HEALTHY COMPUTER HABITS
In today’s world, most of the members of our family will spend a significant amount of time in front of a computer screen daily ( be it a normal PC, laptop, pad or mobile device), with resultant aches and pains that could be felt in the neck, shoulder, upper and lower back, wrist and elbow joints, and sometimes, even into the hands. Most of the symptom in the shoulders, elbows, wrists and hands are due to overuse (Repetitive Strain Injury/ RSI) and the following may be contributing factors:
- Slouching while using the computer screen puts undue strain on the neck, back, shoulder girdles and upper limbs and eyes.
- Poor ergonomics– viz a poorly designed workstation that does not fit you
- Worker techniques egs pounding the keyboard, using your wrist to move the mouse or gripping the mouse too tightly.
- Work habits- we were not designed to sit in front of the computer for prolonged periods of time, with research proving that it causes many medical issues, not only biomechanical stress and strain. Thus the advent of sit-stand desks which are becoming more popular.

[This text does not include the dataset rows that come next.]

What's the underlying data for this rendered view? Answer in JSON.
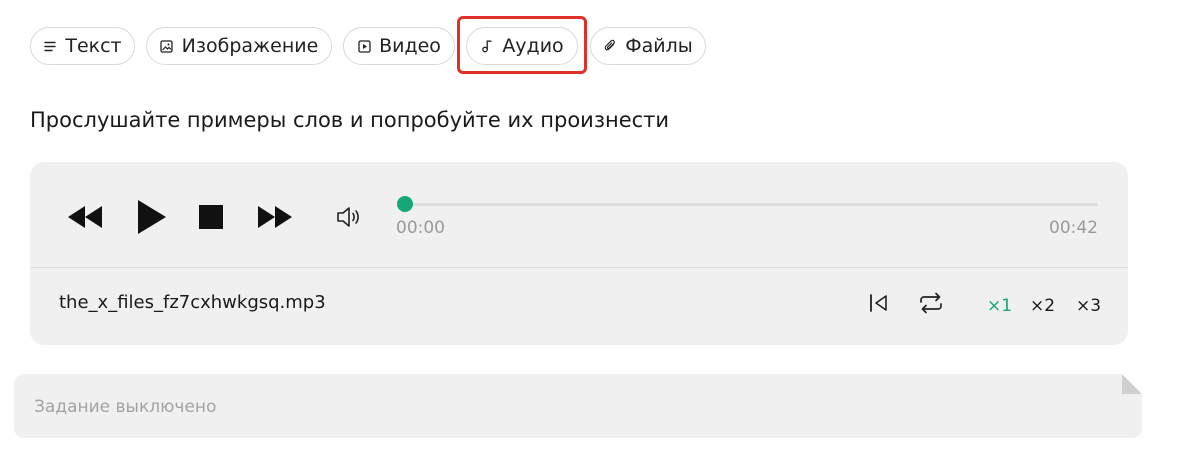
{
  "tabs": [
    {
      "label": "Текст",
      "icon": "lines-icon"
    },
    {
      "label": "Изображение",
      "icon": "image-icon"
    },
    {
      "label": "Видео",
      "icon": "video-icon"
    },
    {
      "label": "Аудио",
      "icon": "music-note-icon",
      "selected": true
    },
    {
      "label": "Файлы",
      "icon": "paperclip-icon"
    }
  ],
  "instruction": "Прослушайте примеры слов и попробуйте их произнести",
  "player": {
    "current_time": "00:00",
    "duration": "00:42",
    "progress": 0,
    "filename": "the_x_files_fz7cxhwkgsq.mp3",
    "speeds": [
      "×1",
      "×2",
      "×3"
    ],
    "active_speed": "×1",
    "accent_color": "#16a67a"
  },
  "task": {
    "placeholder": "Задание выключено"
  },
  "colors": {
    "highlight": "#e0302a",
    "panel": "#f0f0f0"
  }
}
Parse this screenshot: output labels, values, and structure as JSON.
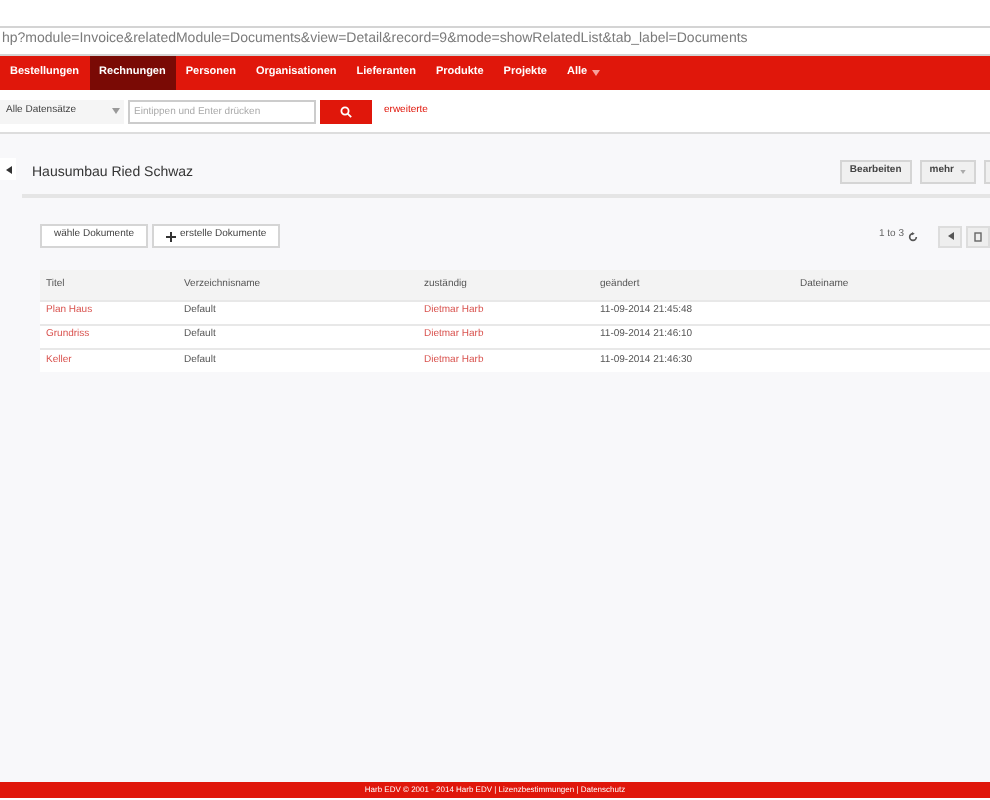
{
  "address_bar": {
    "url": "hp?module=Invoice&relatedModule=Documents&view=Detail&record=9&mode=showRelatedList&tab_label=Documents"
  },
  "nav": [
    {
      "label": "Bestellungen",
      "selected": false
    },
    {
      "label": "Rechnungen",
      "selected": true
    },
    {
      "label": "Personen",
      "selected": false
    },
    {
      "label": "Organisationen",
      "selected": false
    },
    {
      "label": "Lieferanten",
      "selected": false
    },
    {
      "label": "Produkte",
      "selected": false
    },
    {
      "label": "Projekte",
      "selected": false
    },
    {
      "label": "Alle",
      "selected": false,
      "dropdown": true
    }
  ],
  "search": {
    "filter": "Alle Datensätze",
    "placeholder": "Eintippen und Enter drücken",
    "advanced_link": "erweiterte"
  },
  "record": {
    "title": "Hausumbau Ried Schwaz",
    "actions": [
      "Bearbeiten",
      "mehr"
    ]
  },
  "related": {
    "buttons": [
      {
        "label": "wähle Dokumente",
        "kind": "plain"
      },
      {
        "label": "erstelle Dokumente",
        "kind": "add"
      }
    ],
    "pagination": "1 to 3",
    "columns": [
      "Titel",
      "Verzeichnisname",
      "zuständig",
      "geändert",
      "Dateiname"
    ],
    "rows": [
      [
        "Plan Haus",
        "Default",
        "Dietmar Harb",
        "11-09-2014 21:45:48",
        ""
      ],
      [
        "Grundriss",
        "Default",
        "Dietmar Harb",
        "11-09-2014 21:46:10",
        ""
      ],
      [
        "Keller",
        "Default",
        "Dietmar Harb",
        "11-09-2014 21:46:30",
        ""
      ]
    ]
  },
  "footer": {
    "text": "Harb EDV  © 2001 - 2014  Harb EDV | Lizenzbestimmungen | Datenschutz"
  }
}
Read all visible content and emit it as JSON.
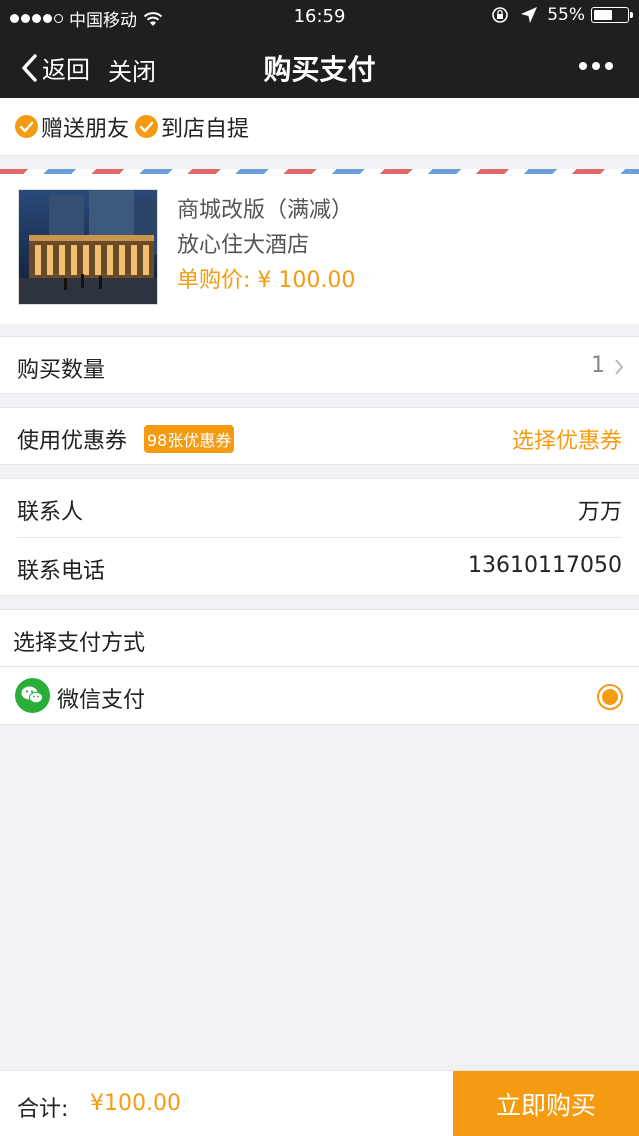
{
  "status": {
    "carrier": "中国移动",
    "time": "16:59",
    "battery": "55%",
    "battery_level": 0.55,
    "signal_bars_filled": 4
  },
  "nav": {
    "back_label": "返回",
    "close_label": "关闭",
    "title": "购买支付"
  },
  "options": [
    {
      "label": "赠送朋友",
      "checked": true
    },
    {
      "label": "到店自提",
      "checked": true
    }
  ],
  "product": {
    "name": "商城改版（满减）",
    "hotel": "放心住大酒店",
    "price": "单购价: ¥ 100.00"
  },
  "quantity": {
    "label": "购买数量",
    "value": "1"
  },
  "coupon": {
    "label": "使用优惠券",
    "badge": "98张优惠券",
    "action": "选择优惠券"
  },
  "contact": {
    "name_label": "联系人",
    "name_value": "万万",
    "phone_label": "联系电话",
    "phone_value": "13610117050"
  },
  "payment": {
    "title": "选择支付方式",
    "method": "微信支付",
    "selected": true
  },
  "footer": {
    "total_label": "合计:",
    "total_value": "¥100.00",
    "buy_label": "立即购买"
  },
  "colors": {
    "accent": "#f59b12",
    "nav_bg": "#1f1f21",
    "wechat_green": "#2bad3a"
  }
}
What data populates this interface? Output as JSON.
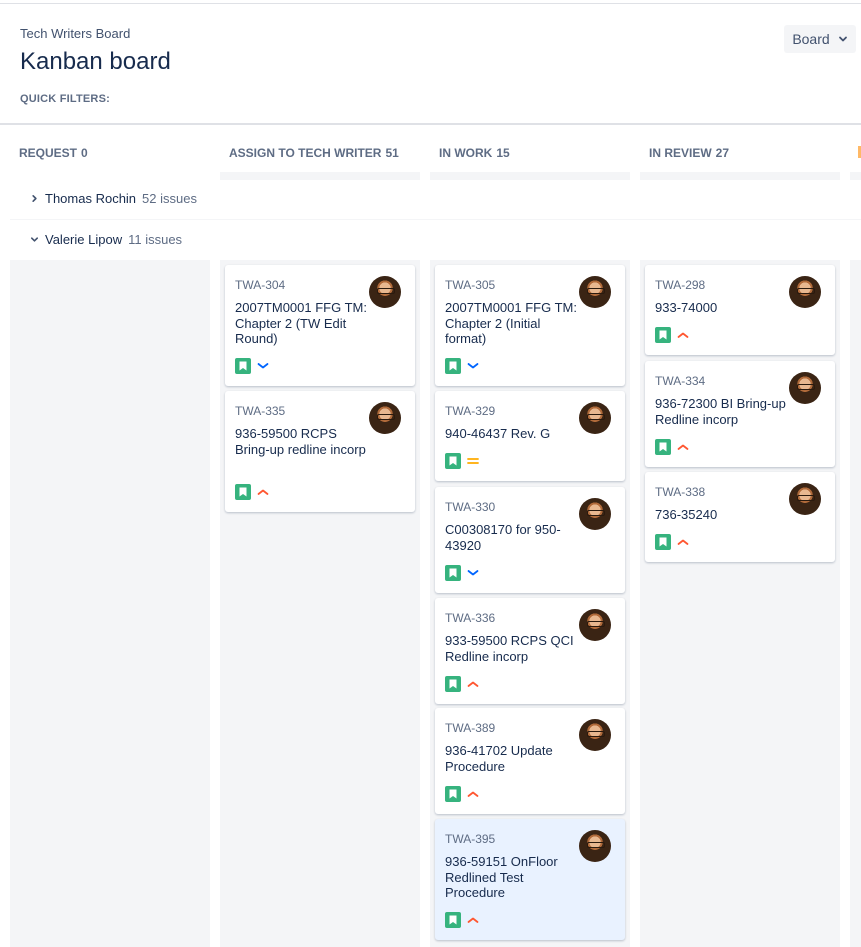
{
  "header": {
    "breadcrumb": "Tech Writers Board",
    "title": "Kanban board",
    "quick_filters_label": "QUICK FILTERS:",
    "board_button_label": "Board"
  },
  "columns": [
    {
      "name": "REQUEST",
      "count": "0"
    },
    {
      "name": "ASSIGN TO TECH WRITER",
      "count": "51"
    },
    {
      "name": "IN WORK",
      "count": "15"
    },
    {
      "name": "IN REVIEW",
      "count": "27"
    }
  ],
  "swimlanes": [
    {
      "name": "Thomas Rochin",
      "count": "52 issues",
      "expanded": false
    },
    {
      "name": "Valerie Lipow",
      "count": "11 issues",
      "expanded": true
    }
  ],
  "colors": {
    "story": "#36b37e",
    "priority_low": "#0065ff",
    "priority_high": "#ff5630",
    "priority_medium": "#ffab00",
    "selected_card": "#e9f2ff"
  },
  "cards": {
    "assign": [
      {
        "key": "TWA-304",
        "summary": "2007TM0001 FFG TM: Chapter 2 (TW Edit Round)",
        "priority": "low-icon"
      },
      {
        "key": "TWA-335",
        "summary": "936-59500 RCPS Bring-up redline incorp",
        "priority": "high-icon"
      }
    ],
    "inwork": [
      {
        "key": "TWA-305",
        "summary": "2007TM0001 FFG TM: Chapter 2 (Initial format)",
        "priority": "low-icon"
      },
      {
        "key": "TWA-329",
        "summary": "940-46437 Rev. G",
        "priority": "medium-icon"
      },
      {
        "key": "TWA-330",
        "summary": "C00308170 for 950-43920",
        "priority": "low-icon"
      },
      {
        "key": "TWA-336",
        "summary": "933-59500 RCPS QCI Redline incorp",
        "priority": "high-icon"
      },
      {
        "key": "TWA-389",
        "summary": "936-41702 Update Procedure",
        "priority": "high-icon"
      },
      {
        "key": "TWA-395",
        "summary": "936-59151 OnFloor Redlined Test Procedure",
        "priority": "high-icon"
      }
    ],
    "review": [
      {
        "key": "TWA-298",
        "summary": "933-74000",
        "priority": "high-icon"
      },
      {
        "key": "TWA-334",
        "summary": "936-72300 BI Bring-up Redline incorp",
        "priority": "high-icon"
      },
      {
        "key": "TWA-338",
        "summary": "736-35240",
        "priority": "high-icon"
      }
    ]
  }
}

DON’T IGNORE EARLY WARNING SIGNS AND SYMPTOMS egs. weakness, discomfort, pain, numbness, tingling etc . The longer you leave an overuse injury, the tougher it is to treat.
The Canadian Physiotherapy Association has created the following acronym, S.M.A.R.T., that you and your family can use to follow at home, school and work:

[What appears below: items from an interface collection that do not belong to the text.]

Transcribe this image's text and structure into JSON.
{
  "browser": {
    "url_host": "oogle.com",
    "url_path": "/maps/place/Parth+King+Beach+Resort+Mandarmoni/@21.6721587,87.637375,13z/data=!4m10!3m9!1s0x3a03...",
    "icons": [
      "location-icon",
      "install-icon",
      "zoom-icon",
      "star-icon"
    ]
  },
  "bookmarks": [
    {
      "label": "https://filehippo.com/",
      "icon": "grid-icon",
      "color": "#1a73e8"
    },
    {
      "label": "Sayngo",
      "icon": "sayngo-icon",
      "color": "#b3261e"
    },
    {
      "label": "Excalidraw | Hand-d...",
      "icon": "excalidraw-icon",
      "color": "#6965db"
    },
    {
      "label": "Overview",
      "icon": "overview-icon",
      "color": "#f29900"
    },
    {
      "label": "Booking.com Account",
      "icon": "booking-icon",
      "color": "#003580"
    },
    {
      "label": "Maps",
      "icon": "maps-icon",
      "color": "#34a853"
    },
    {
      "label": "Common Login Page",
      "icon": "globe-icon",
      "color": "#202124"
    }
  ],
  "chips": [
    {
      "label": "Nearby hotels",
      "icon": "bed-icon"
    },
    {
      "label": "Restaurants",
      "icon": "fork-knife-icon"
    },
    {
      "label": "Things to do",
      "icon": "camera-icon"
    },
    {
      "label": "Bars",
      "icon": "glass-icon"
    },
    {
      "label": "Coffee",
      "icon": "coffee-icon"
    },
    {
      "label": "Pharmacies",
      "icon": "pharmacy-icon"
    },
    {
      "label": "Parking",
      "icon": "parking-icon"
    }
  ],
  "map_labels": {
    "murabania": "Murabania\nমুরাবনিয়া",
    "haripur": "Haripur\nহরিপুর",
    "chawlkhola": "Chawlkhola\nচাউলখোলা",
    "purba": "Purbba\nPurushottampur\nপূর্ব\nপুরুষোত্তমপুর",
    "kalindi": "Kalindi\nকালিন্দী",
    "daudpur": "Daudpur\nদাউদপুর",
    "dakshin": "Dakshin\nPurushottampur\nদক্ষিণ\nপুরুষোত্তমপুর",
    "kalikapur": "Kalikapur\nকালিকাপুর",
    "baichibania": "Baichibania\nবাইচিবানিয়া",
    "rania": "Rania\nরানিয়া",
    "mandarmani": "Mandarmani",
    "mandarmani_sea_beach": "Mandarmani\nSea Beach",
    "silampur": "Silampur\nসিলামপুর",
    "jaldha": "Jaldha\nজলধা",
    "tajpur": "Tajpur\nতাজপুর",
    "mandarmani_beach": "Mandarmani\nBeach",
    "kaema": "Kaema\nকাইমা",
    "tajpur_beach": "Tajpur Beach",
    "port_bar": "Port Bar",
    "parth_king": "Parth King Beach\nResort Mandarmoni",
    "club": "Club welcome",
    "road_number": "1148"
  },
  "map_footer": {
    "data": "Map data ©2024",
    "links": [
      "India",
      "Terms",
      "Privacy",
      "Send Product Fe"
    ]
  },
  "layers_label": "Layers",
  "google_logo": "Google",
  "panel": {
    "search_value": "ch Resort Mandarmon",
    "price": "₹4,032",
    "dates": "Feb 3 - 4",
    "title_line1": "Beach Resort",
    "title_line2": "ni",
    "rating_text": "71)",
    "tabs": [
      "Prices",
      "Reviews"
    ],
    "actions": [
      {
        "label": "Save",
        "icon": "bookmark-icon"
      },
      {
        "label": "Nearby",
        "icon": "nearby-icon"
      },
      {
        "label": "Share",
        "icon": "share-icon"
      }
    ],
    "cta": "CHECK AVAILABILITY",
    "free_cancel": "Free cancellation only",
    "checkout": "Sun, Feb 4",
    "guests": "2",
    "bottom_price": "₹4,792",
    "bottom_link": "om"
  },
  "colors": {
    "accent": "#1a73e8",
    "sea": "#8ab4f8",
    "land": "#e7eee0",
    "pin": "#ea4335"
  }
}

Stretch- Every 20-60 mins do 3-4 stretches (hands, shoulders, neck or trunk). One can use computer software to remind you to take micro-breaks eg. ‘Exercise breaks’ at www.computerfit.com.
Move-Every hour, at least, you should stand up and stretch or walk around for a few paces to promote blood flow to the extremities. Even if you cannot move from your workstation, the simple act of standing up helps to de-load the spine. Get regular daily exercise eg. Short walks or taking the stairs etc.
Add it up-Vary your tasks egs. keyboarding, filing, telephone, reading documents etc so as to avoid being in one position for too long at a time.
Reduce strain- Have your workstation set up ergonomically for you – Refer to next Blog post on Ergonomics. If you spend all day on the computer, you might not want to surf the internet all night long or play PC games, knit or crochet, since these activities use the same muscle groups that were used all day long, thus not providing enough rest for the muscles and tendons.
Talk to a physiotherapist- RSI can be prevented, however, early intervention is the best form of treatment. The physio will assess and treat you and provide recommendations for return to work, or sport, or activities of daily living, as well as provide guidance on how to prevent recurrence.